**Source data**
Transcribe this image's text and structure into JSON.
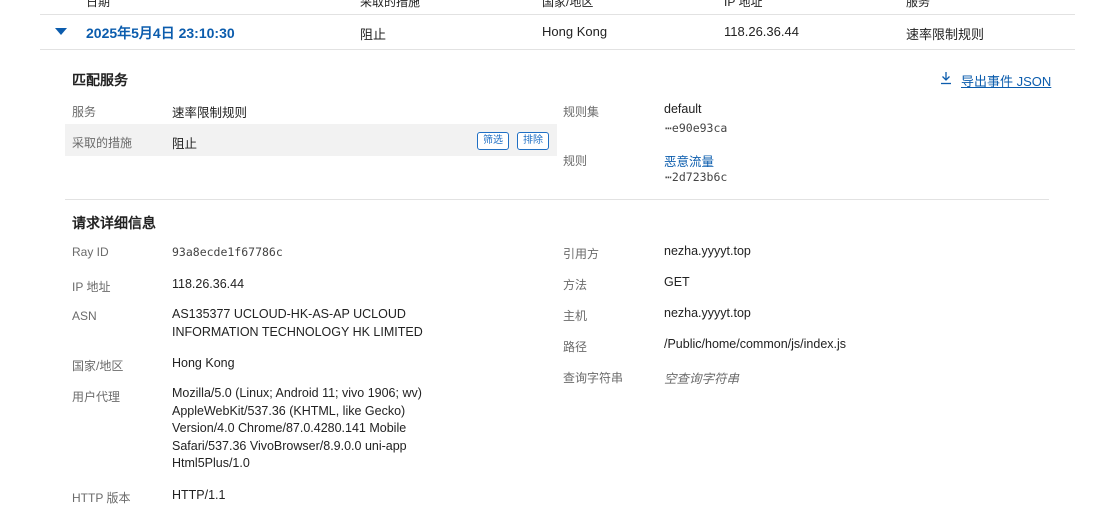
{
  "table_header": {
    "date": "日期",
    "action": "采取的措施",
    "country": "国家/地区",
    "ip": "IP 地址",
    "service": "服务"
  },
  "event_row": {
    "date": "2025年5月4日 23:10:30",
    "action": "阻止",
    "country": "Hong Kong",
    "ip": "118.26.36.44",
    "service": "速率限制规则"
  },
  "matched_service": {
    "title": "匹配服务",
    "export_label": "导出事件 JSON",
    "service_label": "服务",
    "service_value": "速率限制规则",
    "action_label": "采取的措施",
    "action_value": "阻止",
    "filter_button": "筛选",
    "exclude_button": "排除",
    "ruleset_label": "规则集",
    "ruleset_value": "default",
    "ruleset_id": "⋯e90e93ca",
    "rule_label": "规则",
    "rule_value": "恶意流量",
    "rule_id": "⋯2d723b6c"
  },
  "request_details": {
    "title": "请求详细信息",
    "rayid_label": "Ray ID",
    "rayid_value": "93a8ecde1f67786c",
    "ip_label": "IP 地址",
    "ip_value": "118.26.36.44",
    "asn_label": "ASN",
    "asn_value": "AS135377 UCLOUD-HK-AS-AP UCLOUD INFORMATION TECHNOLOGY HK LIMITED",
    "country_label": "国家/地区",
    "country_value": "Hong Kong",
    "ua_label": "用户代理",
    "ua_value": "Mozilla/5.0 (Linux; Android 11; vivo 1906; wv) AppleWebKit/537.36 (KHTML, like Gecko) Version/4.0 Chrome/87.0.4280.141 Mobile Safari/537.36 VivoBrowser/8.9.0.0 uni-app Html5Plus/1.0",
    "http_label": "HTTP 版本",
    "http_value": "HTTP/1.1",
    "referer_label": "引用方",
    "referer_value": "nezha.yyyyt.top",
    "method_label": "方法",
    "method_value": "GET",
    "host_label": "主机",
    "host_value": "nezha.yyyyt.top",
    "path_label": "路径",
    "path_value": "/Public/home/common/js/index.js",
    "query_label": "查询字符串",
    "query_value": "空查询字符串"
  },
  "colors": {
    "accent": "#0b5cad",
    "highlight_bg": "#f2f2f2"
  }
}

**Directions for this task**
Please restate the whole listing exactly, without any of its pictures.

**Your response**
Transcribe this image's text and structure into JSON.
{
  "table_header": {
    "date": "日期",
    "action": "采取的措施",
    "country": "国家/地区",
    "ip": "IP 地址",
    "service": "服务"
  },
  "event_row": {
    "date": "2025年5月4日 23:10:30",
    "action": "阻止",
    "country": "Hong Kong",
    "ip": "118.26.36.44",
    "service": "速率限制规则"
  },
  "matched_service": {
    "title": "匹配服务",
    "export_label": "导出事件 JSON",
    "service_label": "服务",
    "service_value": "速率限制规则",
    "action_label": "采取的措施",
    "action_value": "阻止",
    "filter_button": "筛选",
    "exclude_button": "排除",
    "ruleset_label": "规则集",
    "ruleset_value": "default",
    "ruleset_id": "⋯e90e93ca",
    "rule_label": "规则",
    "rule_value": "恶意流量",
    "rule_id": "⋯2d723b6c"
  },
  "request_details": {
    "title": "请求详细信息",
    "rayid_label": "Ray ID",
    "rayid_value": "93a8ecde1f67786c",
    "ip_label": "IP 地址",
    "ip_value": "118.26.36.44",
    "asn_label": "ASN",
    "asn_value": "AS135377 UCLOUD-HK-AS-AP UCLOUD INFORMATION TECHNOLOGY HK LIMITED",
    "country_label": "国家/地区",
    "country_value": "Hong Kong",
    "ua_label": "用户代理",
    "ua_value": "Mozilla/5.0 (Linux; Android 11; vivo 1906; wv) AppleWebKit/537.36 (KHTML, like Gecko) Version/4.0 Chrome/87.0.4280.141 Mobile Safari/537.36 VivoBrowser/8.9.0.0 uni-app Html5Plus/1.0",
    "http_label": "HTTP 版本",
    "http_value": "HTTP/1.1",
    "referer_label": "引用方",
    "referer_value": "nezha.yyyyt.top",
    "method_label": "方法",
    "method_value": "GET",
    "host_label": "主机",
    "host_value": "nezha.yyyyt.top",
    "path_label": "路径",
    "path_value": "/Public/home/common/js/index.js",
    "query_label": "查询字符串",
    "query_value": "空查询字符串"
  },
  "colors": {
    "accent": "#0b5cad",
    "highlight_bg": "#f2f2f2"
  }
}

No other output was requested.